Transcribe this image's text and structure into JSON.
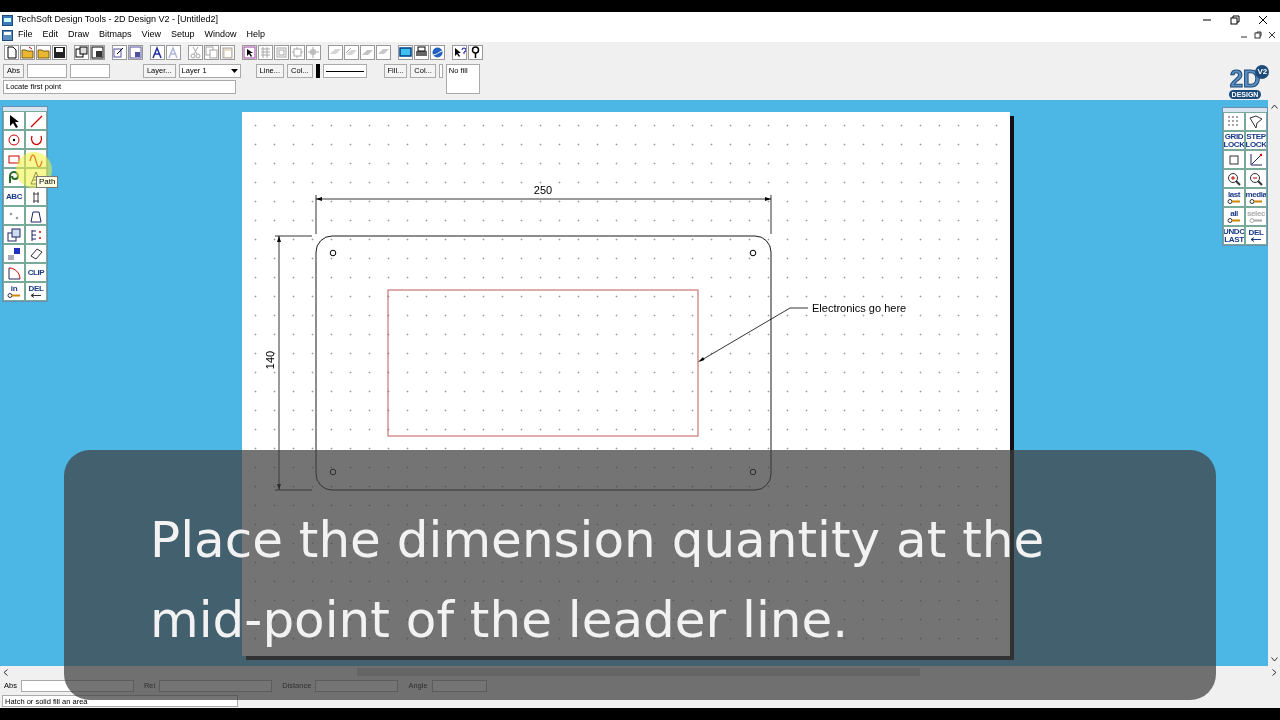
{
  "window": {
    "title": "TechSoft Design Tools - 2D Design V2 - [Untitled2]"
  },
  "menu": [
    "File",
    "Edit",
    "Draw",
    "Bitmaps",
    "View",
    "Setup",
    "Window",
    "Help"
  ],
  "toolbar": [
    {
      "disabled": false
    },
    {
      "disabled": false
    },
    {
      "disabled": false
    },
    {
      "disabled": false
    },
    {
      "disabled": false
    },
    {
      "disabled": false
    },
    {
      "disabled": false
    },
    {
      "disabled": false
    },
    {
      "disabled": false
    },
    {
      "disabled": true
    },
    {
      "disabled": true
    },
    {
      "disabled": true
    },
    {
      "disabled": true
    },
    {
      "disabled": false
    },
    {
      "disabled": true
    },
    {
      "disabled": true
    },
    {
      "disabled": true
    },
    {
      "disabled": true
    },
    {
      "disabled": true
    },
    {
      "disabled": true
    },
    {
      "disabled": true
    },
    {
      "disabled": true
    },
    {
      "disabled": false
    },
    {
      "disabled": false
    },
    {
      "disabled": false
    },
    {
      "disabled": false
    },
    {
      "disabled": false
    }
  ],
  "options_bar": {
    "abs_button": "Abs",
    "layer_button": "Layer...",
    "layer_select": "Layer 1",
    "line_button": "Line...",
    "line_color_button": "Col...",
    "fill_button": "Fill...",
    "fill_color_button": "Col...",
    "fill_value": "No fill",
    "prompt": "Locate first point"
  },
  "logo": {
    "mark": "2D",
    "word": "DESIGN",
    "version": "V2"
  },
  "left_tools": [
    {
      "kind": "icon"
    },
    {
      "kind": "icon"
    },
    {
      "kind": "icon"
    },
    {
      "kind": "icon"
    },
    {
      "kind": "icon"
    },
    {
      "kind": "icon"
    },
    {
      "kind": "icon"
    },
    {
      "kind": "icon"
    },
    {
      "kind": "text",
      "label": "ABC"
    },
    {
      "kind": "icon"
    },
    {
      "kind": "icon"
    },
    {
      "kind": "icon"
    },
    {
      "kind": "icon"
    },
    {
      "kind": "icon"
    },
    {
      "kind": "icon"
    },
    {
      "kind": "icon"
    },
    {
      "kind": "icon"
    },
    {
      "kind": "text",
      "label": "CLIP"
    },
    {
      "kind": "text",
      "label": "in"
    },
    {
      "kind": "text",
      "label": "DEL"
    }
  ],
  "cursor_tooltip": "Path",
  "right_tools": [
    {
      "kind": "icon",
      "disabled": false
    },
    {
      "kind": "icon",
      "disabled": false
    },
    {
      "kind": "text",
      "label": "GRID LOCK",
      "disabled": false
    },
    {
      "kind": "text",
      "label": "STEP LOCK",
      "disabled": false
    },
    {
      "kind": "icon",
      "disabled": false
    },
    {
      "kind": "icon",
      "disabled": false
    },
    {
      "kind": "icon",
      "disabled": false
    },
    {
      "kind": "icon",
      "disabled": false
    },
    {
      "kind": "text",
      "label": "last",
      "disabled": false
    },
    {
      "kind": "text",
      "label": "media",
      "disabled": false
    },
    {
      "kind": "text",
      "label": "all",
      "disabled": false
    },
    {
      "kind": "text",
      "label": "selec",
      "disabled": true
    },
    {
      "kind": "text",
      "label": "UNDO LAST",
      "disabled": false
    },
    {
      "kind": "text",
      "label": "DEL",
      "disabled": false
    }
  ],
  "drawing": {
    "width_dimension": "250",
    "height_dimension": "140",
    "note": "Electronics go here"
  },
  "coordinates": [
    {
      "label": "Abs"
    },
    {
      "label": "Rel"
    },
    {
      "label": "Distance"
    },
    {
      "label": "Angle"
    }
  ],
  "hint": "Hatch or solid fill an area",
  "caption": "Place the dimension quantity at the mid-point of the leader line."
}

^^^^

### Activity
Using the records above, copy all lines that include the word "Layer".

### Written answer
    "layer_button": "Layer...",
    "layer_select": "Layer 1",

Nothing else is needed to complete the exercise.